The D.C. Court of Appeals found that Ronald Montagna, a Bureau of Land Management official, remained an employee of the Interior Department while serving on the White House Task Force on Energy Project Streamlining. As a result, the court ordered the agency to search and publicly disclose records related to Mr. Montagna's work on that task force. The streamlining task force has aggressively opened public lands to energy development at the expense of environmental protection and public participation, according to NRDC (Natural Resources Defense Council).

Also in today's decision, the court rebuffed NRDC's efforts to obtain additional documents related to Vice President Cheney's secret energy task force. Specifically, the court denied public access to the records of key officials, including Andrew Lundquist, who remained employed by the Department of Energy (DOE) while staffing the task force. The court found that Lundquist and the others were employees of DOE in name only. Therefore, their records were not subject to public disclosure under the Freedom of Information Act (FOIA).

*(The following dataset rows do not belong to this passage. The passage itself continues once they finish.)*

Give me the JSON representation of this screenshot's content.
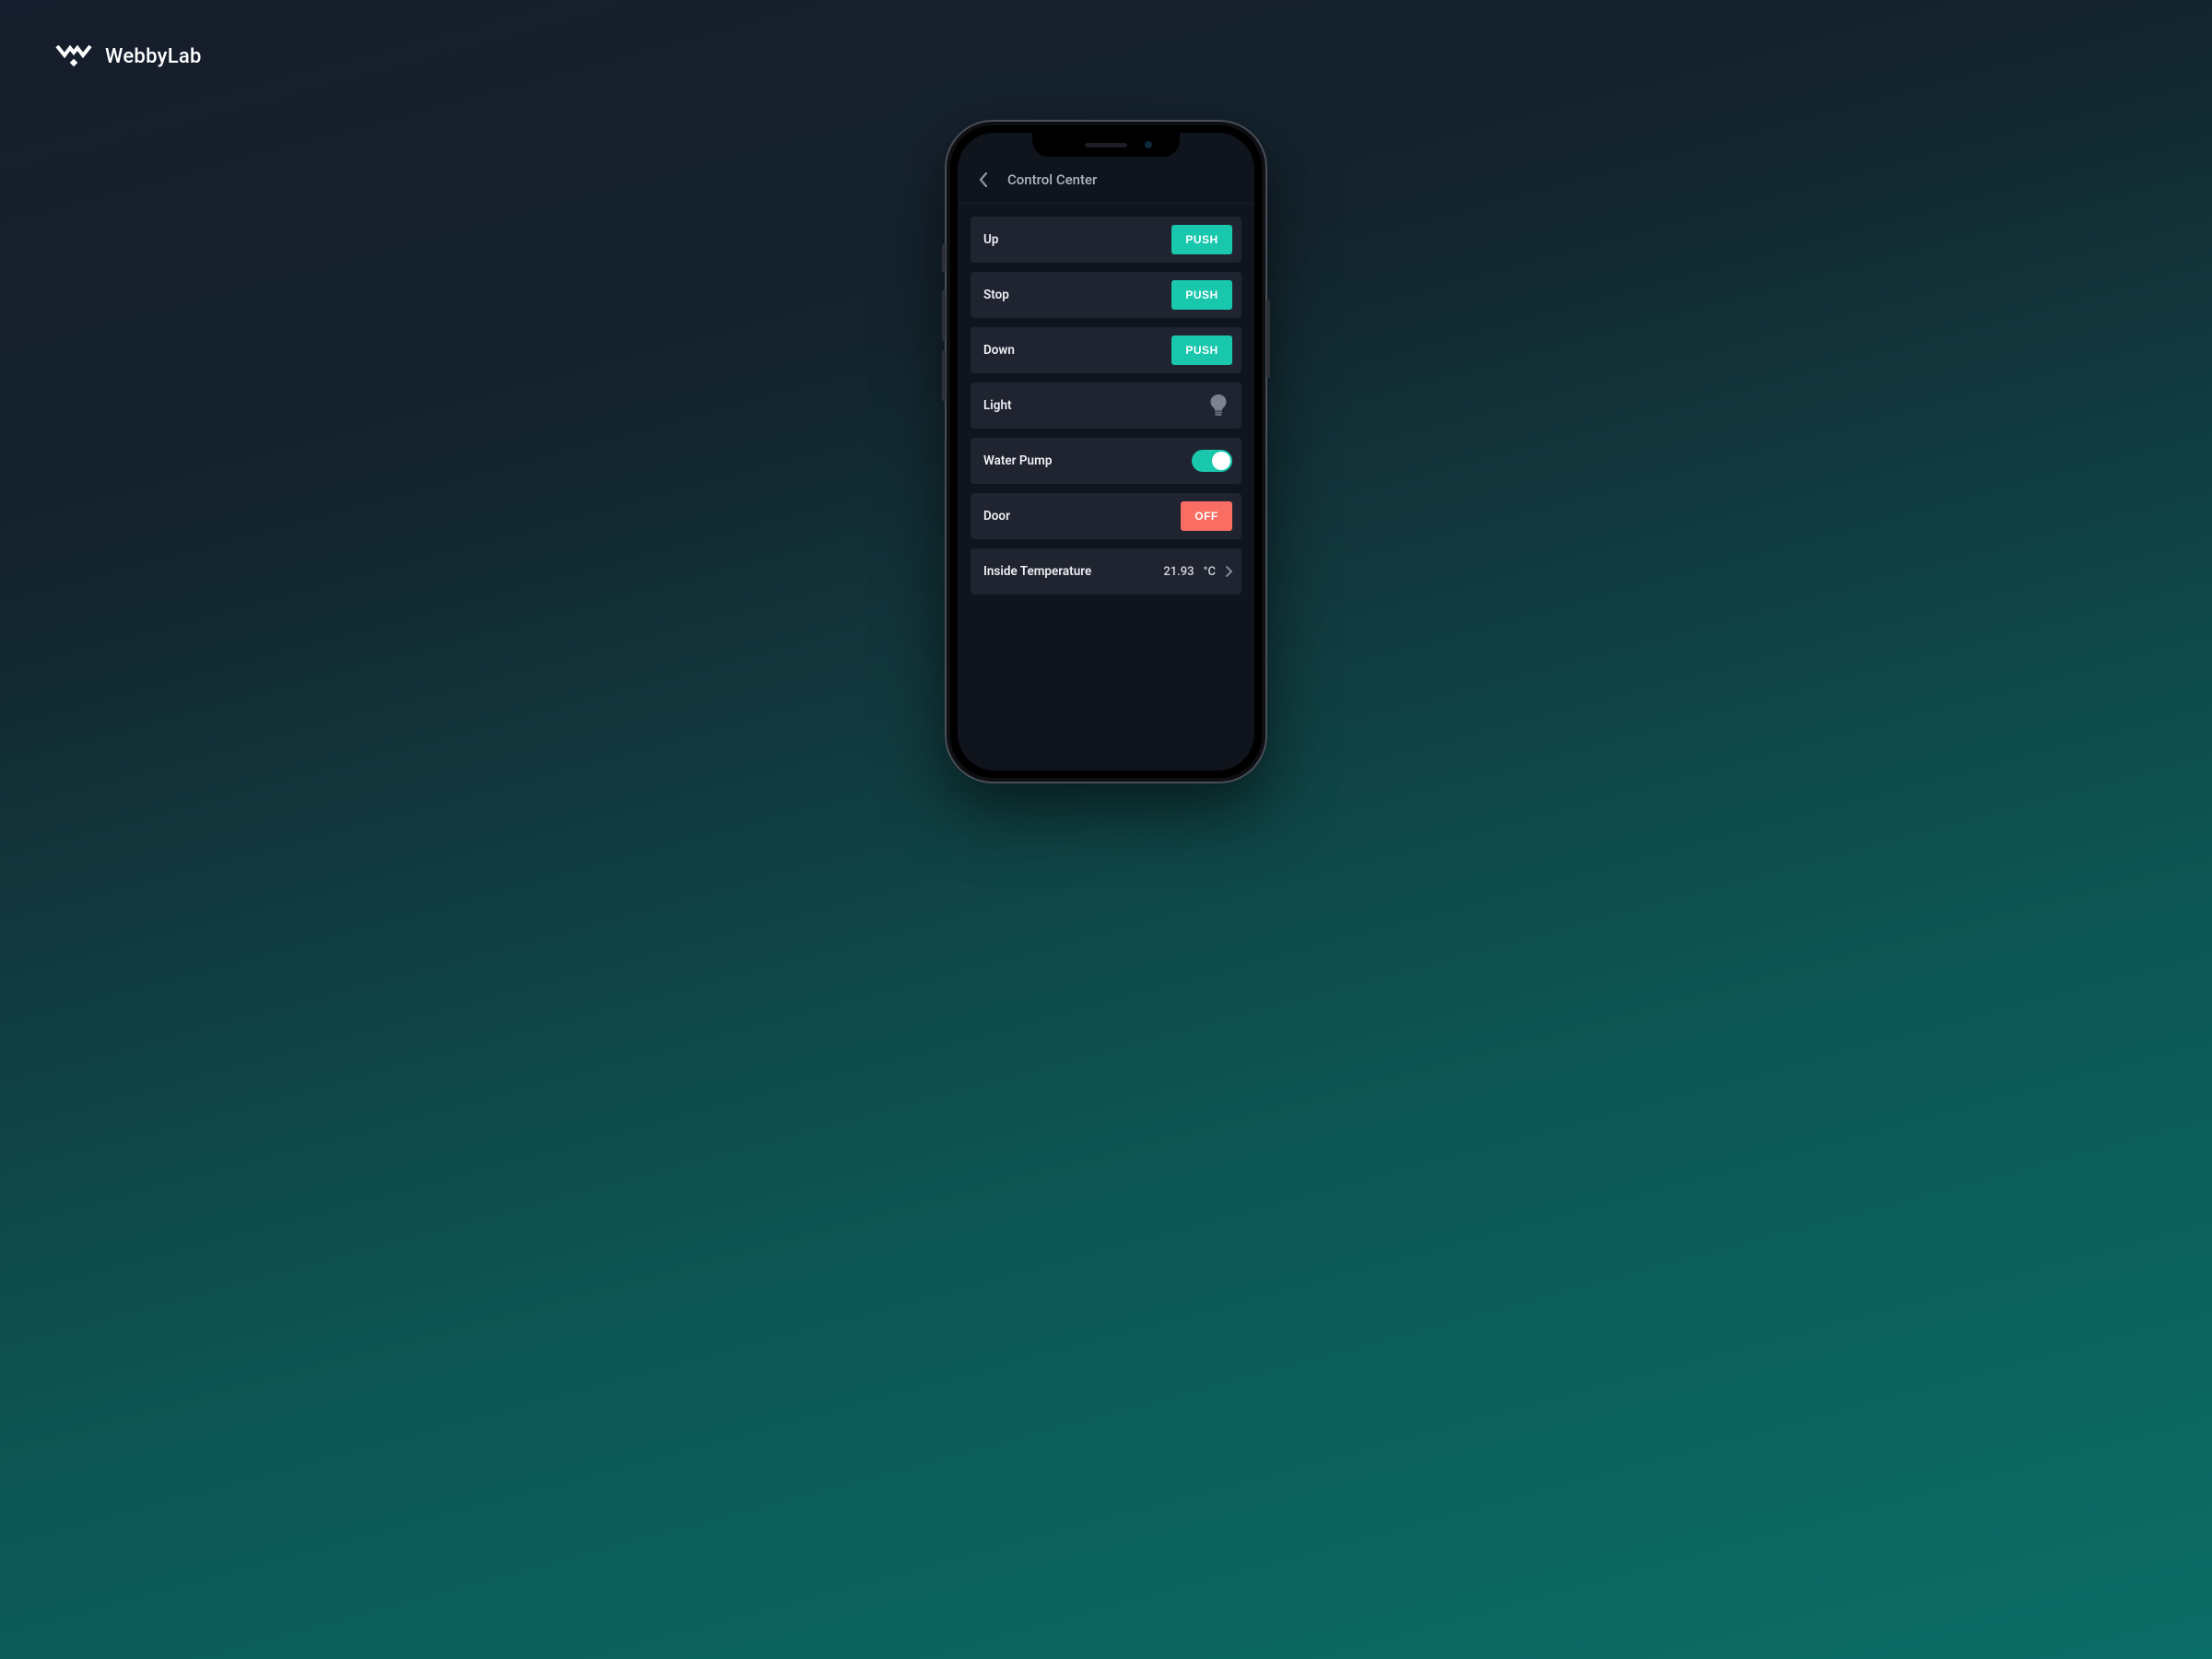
{
  "brand": {
    "name": "WebbyLab"
  },
  "header": {
    "title": "Control Center"
  },
  "rows": {
    "up": {
      "label": "Up",
      "button": "PUSH"
    },
    "stop": {
      "label": "Stop",
      "button": "PUSH"
    },
    "down": {
      "label": "Down",
      "button": "PUSH"
    },
    "light": {
      "label": "Light"
    },
    "pump": {
      "label": "Water Pump",
      "state": "on"
    },
    "door": {
      "label": "Door",
      "button": "OFF"
    },
    "temp": {
      "label": "Inside Temperature",
      "value": "21.93",
      "unit": "°C"
    }
  },
  "colors": {
    "accent": "#19c7ad",
    "danger": "#f96d63",
    "card": "#1f2430",
    "screen": "#10141c"
  }
}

"NRDC's court victories have already produced enough evidence to show that industry all but held the pen in crafting the Bush administration's polluter-friendly energy policy," said NRDC Senior Attorney Sharon Buccino. "But because Mr. Lundquist ran the secret task force, his records no doubt would have produced the most revealing information yet about the role of industry lobbyists."


In April 2001, NRDC asked DOE for basic information about its role in the Cheney task force, officially called the National Energy Policy Development Group, which was commissioned by President Bush in January 2001. DOE was a leading agency working with the task force to develop the president's policy. In February 2002, in a stinging condemnation of DOE's refusal to obey the Freedom of Information Act (FOIA), a federal district court ordered the agency to release secret documents related to Vice President Cheney's energy task force.

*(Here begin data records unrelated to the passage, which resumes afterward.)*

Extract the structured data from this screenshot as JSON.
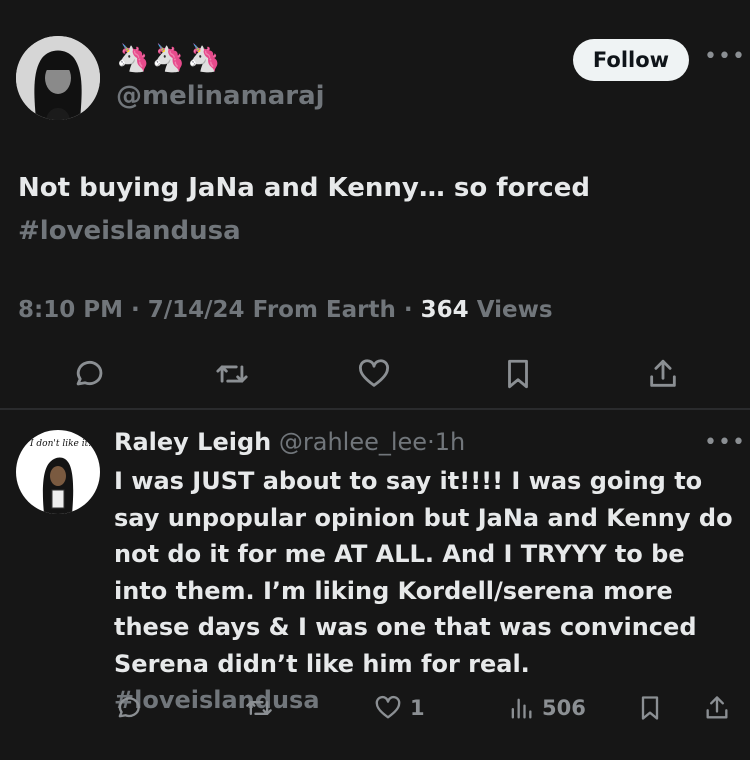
{
  "main_tweet": {
    "display_name": "🦄🦄🦄",
    "handle": "@melinamaraj",
    "follow_label": "Follow",
    "more_label": "•••",
    "text": "Not buying JaNa and Kenny… so forced",
    "hashtag": "#loveislandusa",
    "meta": {
      "time": "8:10 PM",
      "date": "7/14/24",
      "source": "From Earth",
      "views_count": "364",
      "views_label": "Views"
    },
    "actions": [
      "reply-icon",
      "retweet-icon",
      "like-icon",
      "bookmark-icon",
      "share-icon"
    ]
  },
  "reply": {
    "name": "Raley Leigh",
    "handle": "@rahlee_lee",
    "time": "1h",
    "avatar_tag": "I don't like it.",
    "more_label": "•••",
    "text": "I was JUST about to say it!!!! I was going to say unpopular opinion but JaNa and Kenny do not do it for me AT ALL. And I TRYYY to be into them. I’m liking Kordell/serena more these days & I was one that was convinced Serena didn’t like him for real.",
    "hashtag": "#loveislandusa",
    "like_count": "1",
    "views_count": "506"
  },
  "colors": {
    "background": "#161616",
    "text": "#e7e9ea",
    "muted": "#71767b",
    "button_bg": "#eff3f4"
  }
}
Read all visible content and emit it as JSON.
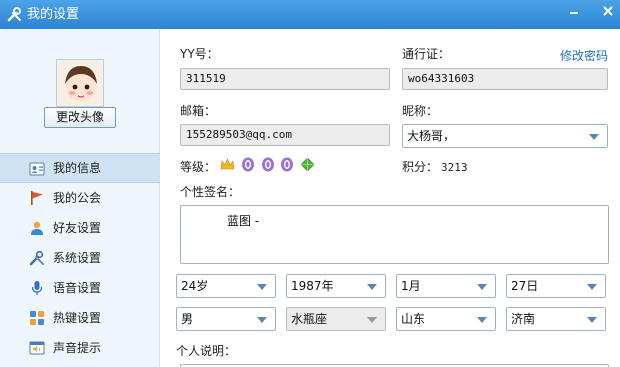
{
  "window": {
    "title": "我的设置"
  },
  "sidebar": {
    "change_avatar_label": "更改头像",
    "items": [
      {
        "label": "我的信息",
        "icon": "profile-card-icon"
      },
      {
        "label": "我的公会",
        "icon": "flag-icon"
      },
      {
        "label": "好友设置",
        "icon": "user-icon"
      },
      {
        "label": "系统设置",
        "icon": "tools-icon"
      },
      {
        "label": "语音设置",
        "icon": "voice-icon"
      },
      {
        "label": "热键设置",
        "icon": "hotkey-icon"
      },
      {
        "label": "声音提示",
        "icon": "sound-icon"
      }
    ]
  },
  "form": {
    "yy_label": "YY号：",
    "yy_value": "311519",
    "passport_label": "通行证：",
    "passport_value": "wo64331603",
    "change_password": "修改密码",
    "email_label": "邮箱：",
    "email_value": "155289503@qq.com",
    "nickname_label": "昵称：",
    "nickname_value": "大杨哥，",
    "level_label": "等级：",
    "points_label": "积分：",
    "points_value": "3213",
    "signature_label": "个性签名：",
    "signature_value": "蓝图  -",
    "age": "24岁",
    "year": "1987年",
    "month": "1月",
    "day": "27日",
    "gender": "男",
    "zodiac": "水瓶座",
    "province": "山东",
    "city": "济南",
    "intro_label": "个人说明："
  },
  "colors": {
    "titlebar": "#2d83d2",
    "sidebar_bg": "#eef5fb",
    "link": "#1f6fc2",
    "level_crown": "#f2b71f",
    "level_badge": "#9a72d6",
    "level_gem": "#4fb13c"
  }
}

In her opinion, U.S. District Judge Gladys Kessler described DOE as "woefully tardy," and observed that the agency had "no legal, or practical, justification for working at a glacial pace" to fulfill NRDC's request, noting that "the material which [NRDC] seeks is of extraordinary public interest." Judge Kessler directed the government to turn over the documents by March 25, 2002. After reviewing more than 12,000 pages of records related to the task force, NRDC made public -- for the first time -- information confirming that energy industry lobbyists helped craft the administration's national energy policy.

That legal victory was tempered by the administration's refusal to release other likely damning information -- specifically, the records of five key task force staffers including Andrew Lundquist, the panel's executive director. Lundquist is a former top aide to Republican Sens. Frank Murkowski and Ted Stevens of Alaska. After the task force disbanded in September 2001, Lundquist served as an advisor on energy policy to Vice President Cheney. He left the White House in March 2002 to start his own consulting firm in Washington.

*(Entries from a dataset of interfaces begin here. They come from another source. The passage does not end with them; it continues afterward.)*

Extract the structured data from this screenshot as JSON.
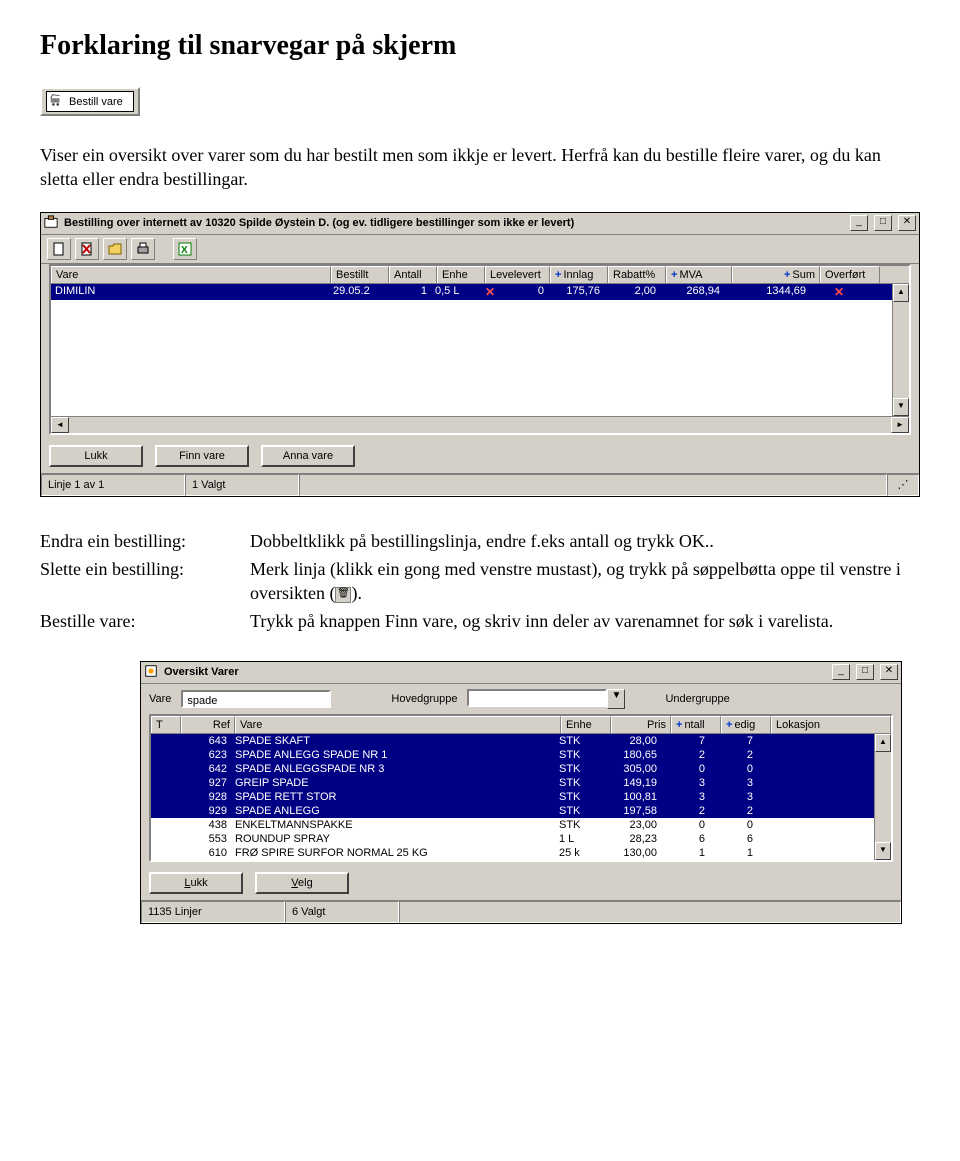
{
  "doc": {
    "title": "Forklaring til snarvegar på skjerm",
    "demo_button": "Bestill vare",
    "intro": "Viser ein oversikt over varer som du har bestilt men som ikkje er levert. Herfrå kan du bestille fleire varer, og du kan sletta eller endra bestillingar."
  },
  "win1": {
    "title": "Bestilling over internett av 10320  Spilde Øystein D. (og ev. tidligere bestillinger som ikke er levert)",
    "columns": [
      "Vare",
      "Bestillt",
      "Antall",
      "Enhe",
      "Levelevert",
      "Innlag",
      "Rabatt%",
      "MVA",
      "Sum",
      "Overført"
    ],
    "row": {
      "vare": "DIMILIN",
      "bestillt": "29.05.2",
      "antall": "1",
      "enhet": "0,5 L",
      "levert_mark": "✕",
      "innlag": "0",
      "pris": "175,76",
      "rabatt": "2,00",
      "mva": "268,94",
      "sum": "1344,69",
      "overfort_mark": "✕"
    },
    "buttons": {
      "lukk": "Lukk",
      "finn": "Finn vare",
      "anna": "Anna vare"
    },
    "status": {
      "left": "Linje 1 av 1",
      "sel": "1 Valgt"
    }
  },
  "defs": {
    "r1_term": "Endra ein bestilling:",
    "r1_def": "Dobbeltklikk på bestillingslinja, endre f.eks antall og trykk OK..",
    "r2_term": "Slette ein bestilling:",
    "r2_def_a": "Merk linja (klikk ein gong med venstre mustast), og trykk på søppelbøtta oppe til venstre i oversikten (",
    "r2_def_b": ").",
    "r3_term": "Bestille vare:",
    "r3_def": " Trykk på knappen Finn vare, og skriv inn deler av varenamnet for søk i varelista."
  },
  "win2": {
    "title": "Oversikt Varer",
    "labels": {
      "vare": "Vare",
      "hoved": "Hovedgruppe",
      "under": "Undergruppe"
    },
    "search_value": "spade",
    "columns": [
      "T",
      "Ref",
      "Vare",
      "Enhe",
      "Pris",
      "ntall",
      "edig",
      "Lokasjon"
    ],
    "rows": [
      {
        "t": "",
        "ref": "643",
        "vare": "SPADE SKAFT",
        "enhet": "STK",
        "pris": "28,00",
        "antall": "7",
        "ledig": "7",
        "lok": ""
      },
      {
        "t": "",
        "ref": "623",
        "vare": "SPADE ANLEGG SPADE NR 1",
        "enhet": "STK",
        "pris": "180,65",
        "antall": "2",
        "ledig": "2",
        "lok": ""
      },
      {
        "t": "",
        "ref": "642",
        "vare": "SPADE ANLEGGSPADE NR 3",
        "enhet": "STK",
        "pris": "305,00",
        "antall": "0",
        "ledig": "0",
        "lok": ""
      },
      {
        "t": "",
        "ref": "927",
        "vare": "GREIP SPADE",
        "enhet": "STK",
        "pris": "149,19",
        "antall": "3",
        "ledig": "3",
        "lok": ""
      },
      {
        "t": "",
        "ref": "928",
        "vare": "SPADE RETT STOR",
        "enhet": "STK",
        "pris": "100,81",
        "antall": "3",
        "ledig": "3",
        "lok": ""
      },
      {
        "t": "",
        "ref": "929",
        "vare": "SPADE ANLEGG",
        "enhet": "STK",
        "pris": "197,58",
        "antall": "2",
        "ledig": "2",
        "lok": ""
      },
      {
        "t": "",
        "ref": "438",
        "vare": "ENKELTMANNSPAKKE",
        "enhet": "STK",
        "pris": "23,00",
        "antall": "0",
        "ledig": "0",
        "lok": ""
      },
      {
        "t": "",
        "ref": "553",
        "vare": "ROUNDUP SPRAY",
        "enhet": "1 L",
        "pris": "28,23",
        "antall": "6",
        "ledig": "6",
        "lok": ""
      },
      {
        "t": "",
        "ref": "610",
        "vare": "FRØ SPIRE SURFOR NORMAL 25 KG",
        "enhet": "25 k",
        "pris": "130,00",
        "antall": "1",
        "ledig": "1",
        "lok": ""
      }
    ],
    "selected_indices": [
      0,
      1,
      2,
      3,
      4,
      5
    ],
    "buttons": {
      "lukk": "Lukk",
      "velg": "Velg"
    },
    "status": {
      "left": "1135 Linjer",
      "sel": "6 Valgt"
    }
  }
}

Because Lundquist and the others served on the task force as DOE employees, NRDC argued that their records were subject to FOIA disclosure. However, the agency failed to turn over those additional records, prompting NRDC's continued legal action. In March 2004, federal district Judge Paul Friedman ruled in NRDC's favor and ordered DOE to release the records. The U.S. Court of Appeals has now reversed part of that decision.